Work to complete ::
Copy the data exactly, line for line.

[Extracted data]

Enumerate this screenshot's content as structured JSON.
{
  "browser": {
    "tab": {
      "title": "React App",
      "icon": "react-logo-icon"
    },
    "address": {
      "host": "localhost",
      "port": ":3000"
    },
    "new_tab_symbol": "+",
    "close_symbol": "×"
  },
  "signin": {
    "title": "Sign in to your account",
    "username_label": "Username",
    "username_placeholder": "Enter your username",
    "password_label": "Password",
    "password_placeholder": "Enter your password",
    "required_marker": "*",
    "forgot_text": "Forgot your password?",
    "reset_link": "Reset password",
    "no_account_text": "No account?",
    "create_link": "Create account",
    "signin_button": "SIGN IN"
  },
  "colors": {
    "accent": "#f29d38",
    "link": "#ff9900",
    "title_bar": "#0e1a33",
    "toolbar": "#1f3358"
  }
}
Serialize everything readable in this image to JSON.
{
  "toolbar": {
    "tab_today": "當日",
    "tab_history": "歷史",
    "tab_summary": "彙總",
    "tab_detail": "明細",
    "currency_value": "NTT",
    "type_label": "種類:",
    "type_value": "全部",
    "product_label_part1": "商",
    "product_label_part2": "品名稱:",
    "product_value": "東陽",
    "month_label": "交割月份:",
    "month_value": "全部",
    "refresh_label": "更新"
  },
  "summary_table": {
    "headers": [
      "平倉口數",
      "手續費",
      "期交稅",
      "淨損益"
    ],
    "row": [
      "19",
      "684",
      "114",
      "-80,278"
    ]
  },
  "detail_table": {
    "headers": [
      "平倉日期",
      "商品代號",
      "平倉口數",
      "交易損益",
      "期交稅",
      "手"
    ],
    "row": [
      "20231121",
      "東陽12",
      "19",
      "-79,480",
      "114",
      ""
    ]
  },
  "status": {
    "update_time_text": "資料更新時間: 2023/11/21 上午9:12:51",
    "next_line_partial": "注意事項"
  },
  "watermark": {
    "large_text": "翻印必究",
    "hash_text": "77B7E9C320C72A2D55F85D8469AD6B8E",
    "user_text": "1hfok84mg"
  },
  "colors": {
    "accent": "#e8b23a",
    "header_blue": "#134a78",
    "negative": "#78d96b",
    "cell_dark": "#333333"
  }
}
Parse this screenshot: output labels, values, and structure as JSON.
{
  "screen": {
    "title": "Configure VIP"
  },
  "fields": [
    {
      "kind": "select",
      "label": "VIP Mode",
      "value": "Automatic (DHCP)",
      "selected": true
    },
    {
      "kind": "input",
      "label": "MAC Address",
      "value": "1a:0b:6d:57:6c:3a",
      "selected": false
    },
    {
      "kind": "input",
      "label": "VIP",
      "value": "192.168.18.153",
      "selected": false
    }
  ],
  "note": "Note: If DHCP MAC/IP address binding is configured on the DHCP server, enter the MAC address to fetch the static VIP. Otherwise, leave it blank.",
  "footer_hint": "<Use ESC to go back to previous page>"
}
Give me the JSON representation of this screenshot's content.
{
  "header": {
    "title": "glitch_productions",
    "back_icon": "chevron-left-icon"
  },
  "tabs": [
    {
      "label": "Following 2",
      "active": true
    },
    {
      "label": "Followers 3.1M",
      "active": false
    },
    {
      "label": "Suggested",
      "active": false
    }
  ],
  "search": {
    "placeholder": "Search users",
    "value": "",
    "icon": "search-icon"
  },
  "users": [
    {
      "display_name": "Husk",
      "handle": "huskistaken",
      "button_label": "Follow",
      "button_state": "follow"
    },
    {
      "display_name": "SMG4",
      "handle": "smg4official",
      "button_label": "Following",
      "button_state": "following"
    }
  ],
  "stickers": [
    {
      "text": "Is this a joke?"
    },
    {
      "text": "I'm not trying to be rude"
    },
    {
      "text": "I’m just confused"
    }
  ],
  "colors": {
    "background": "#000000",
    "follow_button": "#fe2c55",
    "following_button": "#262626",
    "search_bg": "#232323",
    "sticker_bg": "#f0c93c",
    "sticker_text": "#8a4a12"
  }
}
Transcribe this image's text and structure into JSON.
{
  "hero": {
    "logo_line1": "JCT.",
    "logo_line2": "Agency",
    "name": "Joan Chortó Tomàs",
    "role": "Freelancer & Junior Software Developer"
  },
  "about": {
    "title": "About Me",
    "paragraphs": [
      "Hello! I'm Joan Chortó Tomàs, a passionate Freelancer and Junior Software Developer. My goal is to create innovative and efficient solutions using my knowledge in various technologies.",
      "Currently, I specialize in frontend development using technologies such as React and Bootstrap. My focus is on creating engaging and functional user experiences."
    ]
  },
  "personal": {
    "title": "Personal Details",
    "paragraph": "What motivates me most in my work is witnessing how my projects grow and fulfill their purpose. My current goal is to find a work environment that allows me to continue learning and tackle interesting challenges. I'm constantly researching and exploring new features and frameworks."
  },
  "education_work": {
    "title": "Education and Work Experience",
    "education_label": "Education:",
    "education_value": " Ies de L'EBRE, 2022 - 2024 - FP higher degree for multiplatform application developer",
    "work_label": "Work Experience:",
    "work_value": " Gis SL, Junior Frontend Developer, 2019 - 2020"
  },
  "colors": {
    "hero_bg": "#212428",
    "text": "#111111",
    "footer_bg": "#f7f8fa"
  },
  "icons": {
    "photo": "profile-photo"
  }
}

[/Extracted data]

Reply to the exercise ::
Enumerate this screenshot's content as structured JSON.
{
  "browser": {
    "tab": {
      "title": "React App",
      "icon": "react-logo-icon"
    },
    "address": {
      "host": "localhost",
      "port": ":3000"
    },
    "new_tab_symbol": "+",
    "close_symbol": "×"
  },
  "signin": {
    "title": "Sign in to your account",
    "username_label": "Username",
    "username_placeholder": "Enter your username",
    "password_label": "Password",
    "password_placeholder": "Enter your password",
    "required_marker": "*",
    "forgot_text": "Forgot your password?",
    "reset_link": "Reset password",
    "no_account_text": "No account?",
    "create_link": "Create account",
    "signin_button": "SIGN IN"
  },
  "colors": {
    "accent": "#f29d38",
    "link": "#ff9900",
    "title_bar": "#0e1a33",
    "toolbar": "#1f3358"
  }
}
Serialize everything readable in this image to JSON.
{
  "toolbar": {
    "tab_today": "當日",
    "tab_history": "歷史",
    "tab_summary": "彙總",
    "tab_detail": "明細",
    "currency_value": "NTT",
    "type_label": "種類:",
    "type_value": "全部",
    "product_label_part1": "商",
    "product_label_part2": "品名稱:",
    "product_value": "東陽",
    "month_label": "交割月份:",
    "month_value": "全部",
    "refresh_label": "更新"
  },
  "summary_table": {
    "headers": [
      "平倉口數",
      "手續費",
      "期交稅",
      "淨損益"
    ],
    "row": [
      "19",
      "684",
      "114",
      "-80,278"
    ]
  },
  "detail_table": {
    "headers": [
      "平倉日期",
      "商品代號",
      "平倉口數",
      "交易損益",
      "期交稅",
      "手"
    ],
    "row": [
      "20231121",
      "東陽12",
      "19",
      "-79,480",
      "114",
      ""
    ]
  },
  "status": {
    "update_time_text": "資料更新時間: 2023/11/21 上午9:12:51",
    "next_line_partial": "注意事項"
  },
  "watermark": {
    "large_text": "翻印必究",
    "hash_text": "77B7E9C320C72A2D55F85D8469AD6B8E",
    "user_text": "1hfok84mg"
  },
  "colors": {
    "accent": "#e8b23a",
    "header_blue": "#134a78",
    "negative": "#78d96b",
    "cell_dark": "#333333"
  }
}
Parse this screenshot: output labels, values, and structure as JSON.
{
  "screen": {
    "title": "Configure VIP"
  },
  "fields": [
    {
      "kind": "select",
      "label": "VIP Mode",
      "value": "Automatic (DHCP)",
      "selected": true
    },
    {
      "kind": "input",
      "label": "MAC Address",
      "value": "1a:0b:6d:57:6c:3a",
      "selected": false
    },
    {
      "kind": "input",
      "label": "VIP",
      "value": "192.168.18.153",
      "selected": false
    }
  ],
  "note": "Note: If DHCP MAC/IP address binding is configured on the DHCP server, enter the MAC address to fetch the static VIP. Otherwise, leave it blank.",
  "footer_hint": "<Use ESC to go back to previous page>"
}
Give me the JSON representation of this screenshot's content.
{
  "header": {
    "title": "glitch_productions",
    "back_icon": "chevron-left-icon"
  },
  "tabs": [
    {
      "label": "Following 2",
      "active": true
    },
    {
      "label": "Followers 3.1M",
      "active": false
    },
    {
      "label": "Suggested",
      "active": false
    }
  ],
  "search": {
    "placeholder": "Search users",
    "value": "",
    "icon": "search-icon"
  },
  "users": [
    {
      "display_name": "Husk",
      "handle": "huskistaken",
      "button_label": "Follow",
      "button_state": "follow"
    },
    {
      "display_name": "SMG4",
      "handle": "smg4official",
      "button_label": "Following",
      "button_state": "following"
    }
  ],
  "stickers": [
    {
      "text": "Is this a joke?"
    },
    {
      "text": "I'm not trying to be rude"
    },
    {
      "text": "I’m just confused"
    }
  ],
  "colors": {
    "background": "#000000",
    "follow_button": "#fe2c55",
    "following_button": "#262626",
    "search_bg": "#232323",
    "sticker_bg": "#f0c93c",
    "sticker_text": "#8a4a12"
  }
}
Transcribe this image's text and structure into JSON.
{
  "hero": {
    "logo_line1": "JCT.",
    "logo_line2": "Agency",
    "name": "Joan Chortó Tomàs",
    "role": "Freelancer & Junior Software Developer"
  },
  "about": {
    "title": "About Me",
    "paragraphs": [
      "Hello! I'm Joan Chortó Tomàs, a passionate Freelancer and Junior Software Developer. My goal is to create innovative and efficient solutions using my knowledge in various technologies.",
      "Currently, I specialize in frontend development using technologies such as React and Bootstrap. My focus is on creating engaging and functional user experiences."
    ]
  },
  "personal": {
    "title": "Personal Details",
    "paragraph": "What motivates me most in my work is witnessing how my projects grow and fulfill their purpose. My current goal is to find a work environment that allows me to continue learning and tackle interesting challenges. I'm constantly researching and exploring new features and frameworks."
  },
  "education_work": {
    "title": "Education and Work Experience",
    "education_label": "Education:",
    "education_value": " Ies de L'EBRE, 2022 - 2024 - FP higher degree for multiplatform application developer",
    "work_label": "Work Experience:",
    "work_value": " Gis SL, Junior Frontend Developer, 2019 - 2020"
  },
  "colors": {
    "hero_bg": "#212428",
    "text": "#111111",
    "footer_bg": "#f7f8fa"
  },
  "icons": {
    "photo": "profile-photo"
  }
}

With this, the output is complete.